Every line of the material below that contains the string "Positions" must appear in the answer.

## Data for this task
□ □ □ □

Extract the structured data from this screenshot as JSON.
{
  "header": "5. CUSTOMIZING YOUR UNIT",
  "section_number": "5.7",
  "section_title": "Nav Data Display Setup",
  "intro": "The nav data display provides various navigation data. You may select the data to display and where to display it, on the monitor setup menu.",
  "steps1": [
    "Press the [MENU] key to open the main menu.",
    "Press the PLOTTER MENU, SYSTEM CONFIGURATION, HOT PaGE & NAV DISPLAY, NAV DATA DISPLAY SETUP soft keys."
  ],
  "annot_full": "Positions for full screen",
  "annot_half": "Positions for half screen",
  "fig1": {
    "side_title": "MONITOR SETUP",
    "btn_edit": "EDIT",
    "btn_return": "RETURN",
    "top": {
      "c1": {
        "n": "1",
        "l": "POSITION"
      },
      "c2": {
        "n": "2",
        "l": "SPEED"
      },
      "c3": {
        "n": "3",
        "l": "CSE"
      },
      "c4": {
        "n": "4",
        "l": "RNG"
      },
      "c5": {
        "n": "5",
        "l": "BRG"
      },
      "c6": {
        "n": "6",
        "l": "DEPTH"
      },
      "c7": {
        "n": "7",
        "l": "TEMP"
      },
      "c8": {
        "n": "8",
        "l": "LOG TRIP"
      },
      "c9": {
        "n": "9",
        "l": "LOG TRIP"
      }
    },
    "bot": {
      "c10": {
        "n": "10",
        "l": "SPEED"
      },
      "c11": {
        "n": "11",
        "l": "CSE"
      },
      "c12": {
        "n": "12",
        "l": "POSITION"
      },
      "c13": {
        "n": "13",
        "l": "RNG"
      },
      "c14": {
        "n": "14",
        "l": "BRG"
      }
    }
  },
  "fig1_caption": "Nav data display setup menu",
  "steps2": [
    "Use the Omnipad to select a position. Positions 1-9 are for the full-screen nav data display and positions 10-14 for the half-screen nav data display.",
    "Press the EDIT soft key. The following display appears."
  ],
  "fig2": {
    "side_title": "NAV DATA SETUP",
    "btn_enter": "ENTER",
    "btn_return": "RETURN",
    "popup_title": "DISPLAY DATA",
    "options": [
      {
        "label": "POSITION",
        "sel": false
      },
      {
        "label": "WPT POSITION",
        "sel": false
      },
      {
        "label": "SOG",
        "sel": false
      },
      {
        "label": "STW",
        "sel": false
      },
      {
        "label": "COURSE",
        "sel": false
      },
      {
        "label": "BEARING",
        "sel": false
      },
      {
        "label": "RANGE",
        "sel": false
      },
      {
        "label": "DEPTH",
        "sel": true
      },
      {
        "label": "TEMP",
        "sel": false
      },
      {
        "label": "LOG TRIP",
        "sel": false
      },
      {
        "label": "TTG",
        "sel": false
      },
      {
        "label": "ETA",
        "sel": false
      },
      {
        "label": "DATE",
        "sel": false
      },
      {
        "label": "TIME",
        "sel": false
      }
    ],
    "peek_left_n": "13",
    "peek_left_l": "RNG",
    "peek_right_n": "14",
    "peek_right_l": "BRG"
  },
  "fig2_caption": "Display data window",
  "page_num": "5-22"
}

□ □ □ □

## Written response
  "annot_full": "Positions for full screen",
  "annot_half": "Positions for half screen",
    "Use the Omnipad to select a position. Positions 1-9 are for the full-screen nav data display and positions 10-14 for the half-screen nav data display.",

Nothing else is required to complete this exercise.